Monday, June 11, 2007

Issue Number 2

I discovered cssutils tonight.. I thought there must be a parser for CSS in the Python universe somewhere.. and it's called cssutils, available from the Cheeseshop.

I installed it (using the magic of easy_install) and then broke it using the css file from HelixPlayer (the open-source portion of RealPlayer) so I raised an Issue.

Issue No. 2 as it turns out.

Thursday, June 7, 2007

Unit testing.. why wouldn't you?

Unit testing is a good thing, right? Especially if it is simple to set up, simple to run and simple to read the results. How do we do it in Python? Simple!
Here's a quick example using some pieces from the unit test file I checked in along with the python bitset:

import unittest
from pybitset import Bitset # import class or module under test

class bitset_testcase(unittest.TestCase):
def setUp(self): # testcase setup
self.bits = Bitset(10)

def testSize(self): # some method to test
# use assert to compare the expected and
# actual results
assert len(self.bits.bitstring)==self.bits.size(),
'Incorrect Size'

def testRepr(self): # some other method
assert self.bits.size() == len(self.bits.__repr__()),
'Repr size incorrect'

# .. if you need to test exceptions then write some code to
# provoke an exception and catch the exception and add an else
# clause to deal with exception failure

def testIndex(self):
except IndexError:
else:"Out of range index expected exception")

# add the check for main so you can run from the command line
if __name__ == "__main__":

Presto! Try it out, it's easy.

If you don't like my notes, go and read this

Python bitset checked in (along with unittests)

I have just checked in the python version of bitset (and unittests!) into the boost_python project directory. Now I need to spend a little time making the API for the python version agree with the C++ version. Some discrepancies around init/constructor, nothing major.

I think I have enough functionality to start on benchmarks.

The python bitset uses a list internally to store bits as, can you guess, zero or one. The first crack used the string representation of a bit rather than a numeric which was not a big problem until I noticed that all operations except init and repr needed to convert the value somewhere.

One gotcha to note: the zero-th bit is rightmost, as it would be if you were writing out a number rather than the string layout where the zeroth bit is on the left.

Wednesday, June 6, 2007

Pure python bitset

As previously mentioned, I recently hacked up a C++ extension to allow Python to use the dynamic bitset in the Boost libraries and I wanted to compare its performance to a pure Python implementation.
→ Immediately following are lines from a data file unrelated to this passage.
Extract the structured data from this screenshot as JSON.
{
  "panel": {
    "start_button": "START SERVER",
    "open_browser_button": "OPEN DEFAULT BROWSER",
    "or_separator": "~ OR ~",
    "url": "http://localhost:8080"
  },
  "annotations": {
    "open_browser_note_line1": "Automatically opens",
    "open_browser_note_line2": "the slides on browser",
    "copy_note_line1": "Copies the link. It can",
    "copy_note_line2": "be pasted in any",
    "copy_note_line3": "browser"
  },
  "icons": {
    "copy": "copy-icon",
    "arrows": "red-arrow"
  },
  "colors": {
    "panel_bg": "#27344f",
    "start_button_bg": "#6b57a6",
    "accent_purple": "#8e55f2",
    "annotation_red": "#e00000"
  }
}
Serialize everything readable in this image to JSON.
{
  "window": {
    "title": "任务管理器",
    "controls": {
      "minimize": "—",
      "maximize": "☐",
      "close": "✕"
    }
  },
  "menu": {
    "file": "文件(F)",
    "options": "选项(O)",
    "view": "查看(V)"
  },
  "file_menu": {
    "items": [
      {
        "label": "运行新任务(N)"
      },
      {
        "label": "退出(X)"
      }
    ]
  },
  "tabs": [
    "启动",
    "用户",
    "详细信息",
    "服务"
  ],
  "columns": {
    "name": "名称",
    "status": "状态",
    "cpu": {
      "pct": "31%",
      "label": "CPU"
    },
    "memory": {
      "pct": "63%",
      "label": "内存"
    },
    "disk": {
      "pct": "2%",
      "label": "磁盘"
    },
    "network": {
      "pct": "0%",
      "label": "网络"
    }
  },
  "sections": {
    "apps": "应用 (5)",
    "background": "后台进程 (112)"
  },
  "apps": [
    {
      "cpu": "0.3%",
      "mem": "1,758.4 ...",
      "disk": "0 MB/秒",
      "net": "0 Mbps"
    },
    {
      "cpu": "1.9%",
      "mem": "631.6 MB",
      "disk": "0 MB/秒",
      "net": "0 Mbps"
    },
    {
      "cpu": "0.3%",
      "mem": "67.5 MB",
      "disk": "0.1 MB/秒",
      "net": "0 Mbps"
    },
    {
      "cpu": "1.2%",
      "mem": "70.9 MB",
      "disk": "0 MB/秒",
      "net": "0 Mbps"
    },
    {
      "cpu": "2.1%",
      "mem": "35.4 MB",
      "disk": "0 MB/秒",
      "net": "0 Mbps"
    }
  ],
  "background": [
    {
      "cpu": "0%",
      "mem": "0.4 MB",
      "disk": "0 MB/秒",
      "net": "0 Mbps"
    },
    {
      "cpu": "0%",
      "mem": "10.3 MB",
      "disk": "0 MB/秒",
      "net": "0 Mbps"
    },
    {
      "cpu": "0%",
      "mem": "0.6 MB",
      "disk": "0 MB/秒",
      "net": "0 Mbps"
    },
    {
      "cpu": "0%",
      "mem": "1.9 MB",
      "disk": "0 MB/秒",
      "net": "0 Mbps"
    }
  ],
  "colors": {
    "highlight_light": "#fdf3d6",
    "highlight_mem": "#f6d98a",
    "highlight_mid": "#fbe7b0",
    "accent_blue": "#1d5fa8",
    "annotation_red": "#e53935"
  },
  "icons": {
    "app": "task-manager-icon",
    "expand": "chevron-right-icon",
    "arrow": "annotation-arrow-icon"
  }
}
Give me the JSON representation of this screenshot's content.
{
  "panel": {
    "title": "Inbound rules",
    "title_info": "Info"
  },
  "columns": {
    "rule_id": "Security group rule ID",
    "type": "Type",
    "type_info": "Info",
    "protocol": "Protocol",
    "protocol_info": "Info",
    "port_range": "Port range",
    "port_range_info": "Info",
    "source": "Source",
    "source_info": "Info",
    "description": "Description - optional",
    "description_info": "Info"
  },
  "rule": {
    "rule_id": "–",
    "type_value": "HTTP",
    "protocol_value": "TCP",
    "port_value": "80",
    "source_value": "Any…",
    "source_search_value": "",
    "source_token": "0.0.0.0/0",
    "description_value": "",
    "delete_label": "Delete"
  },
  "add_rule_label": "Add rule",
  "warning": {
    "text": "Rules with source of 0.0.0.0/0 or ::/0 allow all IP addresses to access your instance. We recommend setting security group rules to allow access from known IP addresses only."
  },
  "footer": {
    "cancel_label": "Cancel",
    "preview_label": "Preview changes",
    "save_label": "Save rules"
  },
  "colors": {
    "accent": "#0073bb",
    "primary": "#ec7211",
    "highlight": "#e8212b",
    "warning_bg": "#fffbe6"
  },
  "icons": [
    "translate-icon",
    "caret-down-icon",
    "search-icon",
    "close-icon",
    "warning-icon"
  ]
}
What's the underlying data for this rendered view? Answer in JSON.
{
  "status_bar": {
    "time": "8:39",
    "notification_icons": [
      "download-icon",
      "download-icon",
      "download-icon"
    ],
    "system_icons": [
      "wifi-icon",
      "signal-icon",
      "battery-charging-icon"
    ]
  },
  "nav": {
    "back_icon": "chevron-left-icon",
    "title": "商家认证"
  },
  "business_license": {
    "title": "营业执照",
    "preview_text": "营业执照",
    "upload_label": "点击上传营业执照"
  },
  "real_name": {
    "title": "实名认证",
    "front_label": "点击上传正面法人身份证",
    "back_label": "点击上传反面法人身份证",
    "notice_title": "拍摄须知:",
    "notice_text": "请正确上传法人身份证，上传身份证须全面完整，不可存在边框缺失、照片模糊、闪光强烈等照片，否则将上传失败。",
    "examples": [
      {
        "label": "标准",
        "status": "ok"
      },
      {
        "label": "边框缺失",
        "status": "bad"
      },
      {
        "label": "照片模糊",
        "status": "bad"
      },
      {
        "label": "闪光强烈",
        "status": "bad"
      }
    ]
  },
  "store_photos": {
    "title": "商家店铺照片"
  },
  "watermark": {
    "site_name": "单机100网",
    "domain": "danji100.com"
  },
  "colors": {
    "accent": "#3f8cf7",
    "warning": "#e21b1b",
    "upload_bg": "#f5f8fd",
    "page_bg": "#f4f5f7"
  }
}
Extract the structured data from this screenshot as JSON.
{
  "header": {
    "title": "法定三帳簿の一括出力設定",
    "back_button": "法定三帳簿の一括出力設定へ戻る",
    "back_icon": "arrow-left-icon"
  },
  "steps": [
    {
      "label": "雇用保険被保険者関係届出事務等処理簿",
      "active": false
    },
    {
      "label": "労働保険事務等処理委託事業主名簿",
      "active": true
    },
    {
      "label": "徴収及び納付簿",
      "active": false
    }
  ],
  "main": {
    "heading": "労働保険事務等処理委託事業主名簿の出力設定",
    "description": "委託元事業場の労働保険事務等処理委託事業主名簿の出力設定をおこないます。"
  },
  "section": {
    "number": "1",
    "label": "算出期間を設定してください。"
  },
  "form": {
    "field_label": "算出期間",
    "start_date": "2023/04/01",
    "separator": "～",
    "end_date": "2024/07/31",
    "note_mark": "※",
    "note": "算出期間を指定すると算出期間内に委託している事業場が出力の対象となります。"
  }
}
Tonight, I sat down and, in about 90 minutes, hacked out a decent looking Python version.

I'll check it into the DFW Pythoneers subversion repository in case anyone wants to look at it.

Next thing to try: some sort of benchmarks to compare the two and then maybe Conway's Game of Life.